Howbeit James saith [1.13,14], that God tempteth none to evil, but every one of us is allured by our own concupiscences. Augustine writing of this thing in his book de consensu Evangelistarum saith that there are two kings of temptation, the one of trial, the other of deceit. And indeed, as touching trial he denieth not but that God tempteth, for that the scriptures do confess it. But with that kind of temptation which deceiveth, whereof James wrote, he saith that God tempteth no man. But the scriptures teach not so, as we have declared a little before of David, and before him of Ahab. Yea, and in Ezekiel the 14th chapter, God saith that he had deceived the Prophet. And the same Augustine writeth not after the same manner in other places, as it manifestly appeareth in his books de Prædest. Sanctorum de Cerrept. & Gratia ad Valent. and in his 5th book and 3rd chapter contra Julianum. Wherefore the true interpretation of this place is, that every man is therefore tempted of his own concupiscence, because all men have their natural disease, which is corruption, and vicious lusts, which are together born with them, & do also grow and increase in them. Wherefore God instilleth no malice of his, for we have enough at home. Therefore he cannot be accused, forasmuch as the beginning of ungodliness & wickedness cometh not from him, but lieth hid in us. He ought not therefore to be counted to give the cause and fault, who yet when it semeth good unto him, will for just causes have our lusts & wickedness brought to light, and rule & govern our wicked acts, thereby more and more to illustrate his justice and glory, & to advance the salvation of the godly. Wherefore his singular goodness and providence is very much to be praised, which can so justly and wisely use so wicked means.

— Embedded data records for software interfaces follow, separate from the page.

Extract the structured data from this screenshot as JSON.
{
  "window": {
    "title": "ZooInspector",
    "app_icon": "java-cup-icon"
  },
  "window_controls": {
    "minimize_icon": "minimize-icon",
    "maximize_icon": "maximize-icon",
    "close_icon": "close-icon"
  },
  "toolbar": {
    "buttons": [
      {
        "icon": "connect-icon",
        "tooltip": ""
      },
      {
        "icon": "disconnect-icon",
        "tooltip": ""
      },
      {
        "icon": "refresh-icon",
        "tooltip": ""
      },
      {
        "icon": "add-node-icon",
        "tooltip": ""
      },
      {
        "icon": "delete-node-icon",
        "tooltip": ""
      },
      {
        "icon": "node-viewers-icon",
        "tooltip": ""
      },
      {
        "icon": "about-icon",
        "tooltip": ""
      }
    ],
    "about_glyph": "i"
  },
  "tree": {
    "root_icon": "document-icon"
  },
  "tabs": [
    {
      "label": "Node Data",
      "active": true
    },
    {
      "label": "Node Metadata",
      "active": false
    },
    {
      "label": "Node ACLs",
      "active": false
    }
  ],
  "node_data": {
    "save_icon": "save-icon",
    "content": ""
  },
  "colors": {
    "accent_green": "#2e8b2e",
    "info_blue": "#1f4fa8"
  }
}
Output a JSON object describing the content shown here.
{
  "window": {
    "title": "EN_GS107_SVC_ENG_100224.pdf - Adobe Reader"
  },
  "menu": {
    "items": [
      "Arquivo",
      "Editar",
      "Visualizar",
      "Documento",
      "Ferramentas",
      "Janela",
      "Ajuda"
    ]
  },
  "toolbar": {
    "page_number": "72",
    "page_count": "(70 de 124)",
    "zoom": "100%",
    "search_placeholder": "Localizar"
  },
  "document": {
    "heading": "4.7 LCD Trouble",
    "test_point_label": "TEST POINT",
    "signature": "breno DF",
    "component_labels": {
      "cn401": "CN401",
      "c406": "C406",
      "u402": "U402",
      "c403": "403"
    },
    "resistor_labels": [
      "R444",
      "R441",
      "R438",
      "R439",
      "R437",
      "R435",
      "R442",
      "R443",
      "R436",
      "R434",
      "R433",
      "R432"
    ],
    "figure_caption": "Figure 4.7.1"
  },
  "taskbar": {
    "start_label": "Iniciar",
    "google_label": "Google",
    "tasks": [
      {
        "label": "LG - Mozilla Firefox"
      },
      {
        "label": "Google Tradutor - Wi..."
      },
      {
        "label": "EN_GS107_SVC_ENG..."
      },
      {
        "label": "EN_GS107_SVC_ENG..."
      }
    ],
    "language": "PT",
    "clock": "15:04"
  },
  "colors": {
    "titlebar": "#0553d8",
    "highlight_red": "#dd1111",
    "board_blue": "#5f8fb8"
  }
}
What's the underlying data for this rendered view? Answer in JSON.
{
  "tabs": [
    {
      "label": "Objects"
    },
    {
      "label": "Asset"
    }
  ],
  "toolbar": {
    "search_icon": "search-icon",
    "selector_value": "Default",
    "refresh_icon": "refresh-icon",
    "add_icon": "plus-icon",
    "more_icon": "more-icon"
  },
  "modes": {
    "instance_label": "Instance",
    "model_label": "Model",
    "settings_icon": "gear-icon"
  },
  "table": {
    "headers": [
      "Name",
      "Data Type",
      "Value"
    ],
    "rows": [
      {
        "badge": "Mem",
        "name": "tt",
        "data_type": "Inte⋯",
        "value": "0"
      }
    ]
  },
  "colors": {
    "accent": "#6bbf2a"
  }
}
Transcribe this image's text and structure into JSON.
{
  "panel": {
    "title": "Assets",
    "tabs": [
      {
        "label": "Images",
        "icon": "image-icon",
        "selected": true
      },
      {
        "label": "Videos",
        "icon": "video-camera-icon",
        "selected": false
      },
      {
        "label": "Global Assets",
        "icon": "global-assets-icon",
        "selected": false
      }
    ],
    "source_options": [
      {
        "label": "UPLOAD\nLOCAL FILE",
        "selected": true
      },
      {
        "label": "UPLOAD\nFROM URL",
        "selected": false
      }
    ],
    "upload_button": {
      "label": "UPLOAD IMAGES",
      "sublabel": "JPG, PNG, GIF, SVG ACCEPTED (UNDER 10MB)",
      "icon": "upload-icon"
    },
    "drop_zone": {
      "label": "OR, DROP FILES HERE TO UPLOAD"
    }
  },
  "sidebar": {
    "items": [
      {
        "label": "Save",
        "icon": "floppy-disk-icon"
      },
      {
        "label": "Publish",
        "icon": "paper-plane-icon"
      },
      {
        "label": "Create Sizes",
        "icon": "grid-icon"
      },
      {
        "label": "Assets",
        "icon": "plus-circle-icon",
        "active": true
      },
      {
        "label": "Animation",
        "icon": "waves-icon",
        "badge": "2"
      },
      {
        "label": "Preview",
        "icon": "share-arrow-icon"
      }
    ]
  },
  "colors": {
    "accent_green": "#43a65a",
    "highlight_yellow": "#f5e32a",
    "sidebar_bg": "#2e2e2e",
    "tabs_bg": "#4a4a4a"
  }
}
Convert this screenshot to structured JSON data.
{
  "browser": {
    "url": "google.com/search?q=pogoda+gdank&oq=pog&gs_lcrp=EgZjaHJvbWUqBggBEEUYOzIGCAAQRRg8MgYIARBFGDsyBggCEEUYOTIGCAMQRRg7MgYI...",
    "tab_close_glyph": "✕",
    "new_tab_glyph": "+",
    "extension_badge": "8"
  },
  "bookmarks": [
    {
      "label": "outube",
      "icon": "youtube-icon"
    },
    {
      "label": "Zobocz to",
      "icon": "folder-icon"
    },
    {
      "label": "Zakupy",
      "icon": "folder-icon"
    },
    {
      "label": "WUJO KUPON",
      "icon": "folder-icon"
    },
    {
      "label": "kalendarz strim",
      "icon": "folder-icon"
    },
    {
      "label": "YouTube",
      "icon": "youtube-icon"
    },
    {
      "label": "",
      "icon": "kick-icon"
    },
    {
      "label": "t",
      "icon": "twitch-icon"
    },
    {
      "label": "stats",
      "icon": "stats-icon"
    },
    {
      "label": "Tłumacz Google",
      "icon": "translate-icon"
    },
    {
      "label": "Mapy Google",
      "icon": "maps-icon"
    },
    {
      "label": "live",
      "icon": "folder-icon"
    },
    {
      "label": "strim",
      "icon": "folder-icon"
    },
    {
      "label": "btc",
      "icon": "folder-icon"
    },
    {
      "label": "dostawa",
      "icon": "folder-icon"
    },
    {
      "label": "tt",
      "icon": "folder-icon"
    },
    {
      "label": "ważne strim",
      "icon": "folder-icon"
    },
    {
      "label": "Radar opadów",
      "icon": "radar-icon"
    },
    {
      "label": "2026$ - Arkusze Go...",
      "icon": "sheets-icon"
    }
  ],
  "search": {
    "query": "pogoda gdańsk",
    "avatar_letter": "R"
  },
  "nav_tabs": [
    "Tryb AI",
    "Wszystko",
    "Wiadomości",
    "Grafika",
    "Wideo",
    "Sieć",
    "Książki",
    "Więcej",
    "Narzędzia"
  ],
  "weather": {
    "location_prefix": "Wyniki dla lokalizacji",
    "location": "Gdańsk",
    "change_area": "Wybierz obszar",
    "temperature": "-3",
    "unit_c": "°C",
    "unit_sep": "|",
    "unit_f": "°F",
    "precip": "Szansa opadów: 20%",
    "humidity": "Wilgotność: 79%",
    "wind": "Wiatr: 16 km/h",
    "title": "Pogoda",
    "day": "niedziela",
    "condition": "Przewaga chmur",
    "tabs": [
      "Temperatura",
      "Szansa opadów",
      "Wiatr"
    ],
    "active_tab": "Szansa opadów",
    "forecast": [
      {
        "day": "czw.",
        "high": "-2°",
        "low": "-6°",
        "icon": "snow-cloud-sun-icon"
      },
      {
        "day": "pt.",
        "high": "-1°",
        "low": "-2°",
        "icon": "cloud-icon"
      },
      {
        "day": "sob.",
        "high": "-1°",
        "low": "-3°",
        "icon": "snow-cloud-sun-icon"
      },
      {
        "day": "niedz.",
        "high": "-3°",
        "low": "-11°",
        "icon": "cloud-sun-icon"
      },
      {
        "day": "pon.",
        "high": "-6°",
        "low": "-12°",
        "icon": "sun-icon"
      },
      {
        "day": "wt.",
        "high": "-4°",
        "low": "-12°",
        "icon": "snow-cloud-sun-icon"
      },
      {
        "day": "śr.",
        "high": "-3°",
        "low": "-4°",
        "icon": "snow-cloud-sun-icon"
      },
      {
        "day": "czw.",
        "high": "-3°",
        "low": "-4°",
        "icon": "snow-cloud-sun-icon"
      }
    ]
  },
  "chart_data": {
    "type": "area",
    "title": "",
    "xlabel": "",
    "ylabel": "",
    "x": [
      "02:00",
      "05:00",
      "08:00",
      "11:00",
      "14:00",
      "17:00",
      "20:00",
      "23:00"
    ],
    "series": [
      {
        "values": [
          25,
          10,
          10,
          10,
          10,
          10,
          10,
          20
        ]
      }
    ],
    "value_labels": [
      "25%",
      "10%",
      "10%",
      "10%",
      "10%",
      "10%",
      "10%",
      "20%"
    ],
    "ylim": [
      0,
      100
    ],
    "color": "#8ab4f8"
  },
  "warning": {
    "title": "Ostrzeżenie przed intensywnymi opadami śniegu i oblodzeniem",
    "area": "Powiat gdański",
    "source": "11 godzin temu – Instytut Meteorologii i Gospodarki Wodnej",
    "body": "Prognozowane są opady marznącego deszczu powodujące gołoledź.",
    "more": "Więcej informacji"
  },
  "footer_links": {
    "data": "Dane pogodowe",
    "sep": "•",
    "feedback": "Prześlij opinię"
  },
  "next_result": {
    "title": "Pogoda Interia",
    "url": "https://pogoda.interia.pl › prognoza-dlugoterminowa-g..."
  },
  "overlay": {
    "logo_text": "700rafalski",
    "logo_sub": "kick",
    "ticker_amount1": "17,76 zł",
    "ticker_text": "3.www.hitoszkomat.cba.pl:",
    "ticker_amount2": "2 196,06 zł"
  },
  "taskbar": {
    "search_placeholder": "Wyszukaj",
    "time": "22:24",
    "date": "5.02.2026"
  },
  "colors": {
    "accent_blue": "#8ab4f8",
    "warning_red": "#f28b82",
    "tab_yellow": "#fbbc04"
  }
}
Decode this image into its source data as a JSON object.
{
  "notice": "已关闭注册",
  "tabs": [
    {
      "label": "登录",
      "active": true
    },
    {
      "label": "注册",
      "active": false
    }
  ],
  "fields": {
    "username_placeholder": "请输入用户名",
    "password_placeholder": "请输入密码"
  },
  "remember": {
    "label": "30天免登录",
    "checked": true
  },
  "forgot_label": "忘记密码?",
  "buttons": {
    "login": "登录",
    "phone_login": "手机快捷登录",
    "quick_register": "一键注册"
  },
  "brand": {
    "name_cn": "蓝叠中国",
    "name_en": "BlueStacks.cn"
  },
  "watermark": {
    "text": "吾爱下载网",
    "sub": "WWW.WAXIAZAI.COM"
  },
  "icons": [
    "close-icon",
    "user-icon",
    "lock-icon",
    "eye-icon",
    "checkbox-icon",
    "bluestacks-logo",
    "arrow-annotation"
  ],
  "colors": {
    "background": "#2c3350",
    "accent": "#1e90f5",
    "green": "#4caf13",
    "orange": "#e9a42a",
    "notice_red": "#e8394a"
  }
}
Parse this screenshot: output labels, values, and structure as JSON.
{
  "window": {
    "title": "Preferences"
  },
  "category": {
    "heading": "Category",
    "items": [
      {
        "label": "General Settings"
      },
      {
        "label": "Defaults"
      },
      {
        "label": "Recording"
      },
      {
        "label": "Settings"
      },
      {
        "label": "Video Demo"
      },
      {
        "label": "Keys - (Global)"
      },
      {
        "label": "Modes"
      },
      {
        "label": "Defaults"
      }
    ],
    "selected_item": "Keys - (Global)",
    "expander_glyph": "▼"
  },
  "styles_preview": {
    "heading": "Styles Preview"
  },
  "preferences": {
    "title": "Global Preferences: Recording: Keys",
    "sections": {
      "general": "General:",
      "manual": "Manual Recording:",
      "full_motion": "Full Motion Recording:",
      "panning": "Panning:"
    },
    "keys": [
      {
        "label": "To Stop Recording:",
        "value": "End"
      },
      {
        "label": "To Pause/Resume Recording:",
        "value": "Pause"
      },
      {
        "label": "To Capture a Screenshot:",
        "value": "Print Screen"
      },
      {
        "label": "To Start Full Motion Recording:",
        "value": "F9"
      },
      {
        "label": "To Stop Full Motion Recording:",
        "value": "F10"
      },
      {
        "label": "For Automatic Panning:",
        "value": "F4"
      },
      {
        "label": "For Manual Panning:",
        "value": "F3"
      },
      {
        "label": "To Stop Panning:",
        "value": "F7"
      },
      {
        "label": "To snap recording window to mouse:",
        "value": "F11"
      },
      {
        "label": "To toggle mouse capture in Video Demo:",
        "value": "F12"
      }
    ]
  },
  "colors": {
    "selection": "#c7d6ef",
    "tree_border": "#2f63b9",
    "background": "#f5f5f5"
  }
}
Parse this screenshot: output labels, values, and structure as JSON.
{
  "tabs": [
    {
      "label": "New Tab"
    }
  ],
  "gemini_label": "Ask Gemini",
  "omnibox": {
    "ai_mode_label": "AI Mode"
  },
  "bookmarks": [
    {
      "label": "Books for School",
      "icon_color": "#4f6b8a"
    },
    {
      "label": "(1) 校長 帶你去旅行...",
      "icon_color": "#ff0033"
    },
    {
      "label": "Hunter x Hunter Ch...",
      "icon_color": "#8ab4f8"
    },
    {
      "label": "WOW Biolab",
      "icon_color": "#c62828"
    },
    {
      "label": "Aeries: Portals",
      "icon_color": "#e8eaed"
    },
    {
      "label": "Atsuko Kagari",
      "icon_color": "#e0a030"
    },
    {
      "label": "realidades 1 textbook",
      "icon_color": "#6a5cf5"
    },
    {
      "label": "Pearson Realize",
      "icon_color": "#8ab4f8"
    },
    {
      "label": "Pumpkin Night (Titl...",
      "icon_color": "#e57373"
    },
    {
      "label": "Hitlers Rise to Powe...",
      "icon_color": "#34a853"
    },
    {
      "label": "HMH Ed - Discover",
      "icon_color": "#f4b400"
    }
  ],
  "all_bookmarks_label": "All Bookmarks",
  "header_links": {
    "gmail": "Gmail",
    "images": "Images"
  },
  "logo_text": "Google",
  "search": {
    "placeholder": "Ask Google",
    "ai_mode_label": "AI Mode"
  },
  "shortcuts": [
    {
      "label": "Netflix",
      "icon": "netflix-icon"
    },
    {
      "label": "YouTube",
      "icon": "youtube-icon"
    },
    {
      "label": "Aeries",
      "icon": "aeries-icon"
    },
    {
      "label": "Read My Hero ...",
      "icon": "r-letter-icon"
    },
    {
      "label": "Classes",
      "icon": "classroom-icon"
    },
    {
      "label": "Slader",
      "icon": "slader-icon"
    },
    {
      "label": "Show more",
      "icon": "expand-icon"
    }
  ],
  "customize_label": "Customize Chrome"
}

But if a man will ask, how it happeneth, that some are more prone to sins than others, if (as it is said) malice & wickedness are rooted into us all from our20 birth, neither is it needful that any new or latter malice should be instilled in us from God. And seeing that we are all brought forth of one & the selfsame lump, and that lump likewise is altogether viciated, it should seem that all also ought to be of a like disposition and inclination to wickedness. But this is diligently to be weighed, that besides this disposition there happen natural malices, {80:R} manners, customs, wicked qualities, fellowships, temperatures of bodies, sundry parents, divers countries, and manifold causes, whereby some are made more or less prone unto sins, which proneness of ours God according to his justice, goodness, and wisdom useth and stirreth it up, governeth and ruleth it. And this is not to be forgotten, that none of us have so in ourselves the beginnings of good acts, which truly please God, as we even from the very birth have within us the beginnings of sins. For they [good acts] are inspired in us by the Holy Ghost, and we continually receive them of God, neither burst they forth out of the corrupt beginnings of our nature.

Now resteth [remains] to see from whence after the sin of Adam, that frowardness and corruption came, and whether it were derived from God to punish the wicked21 act which was committed. I answer, that we may not so think: for man was for the fault which he had committed alienated from God, wherefore he justly withdrew from him his gifts, favour, and grace. And our nature being left unto itself, falleth and declineth to worse and worse, yea it cometh to nothing, from whence it was brought forth at the beginning. Wherefore by that withdrawing22 of gifts and grace, and departure from God, which is the fountain of all good things, nature is by itself thrown headlong into vice and corruption.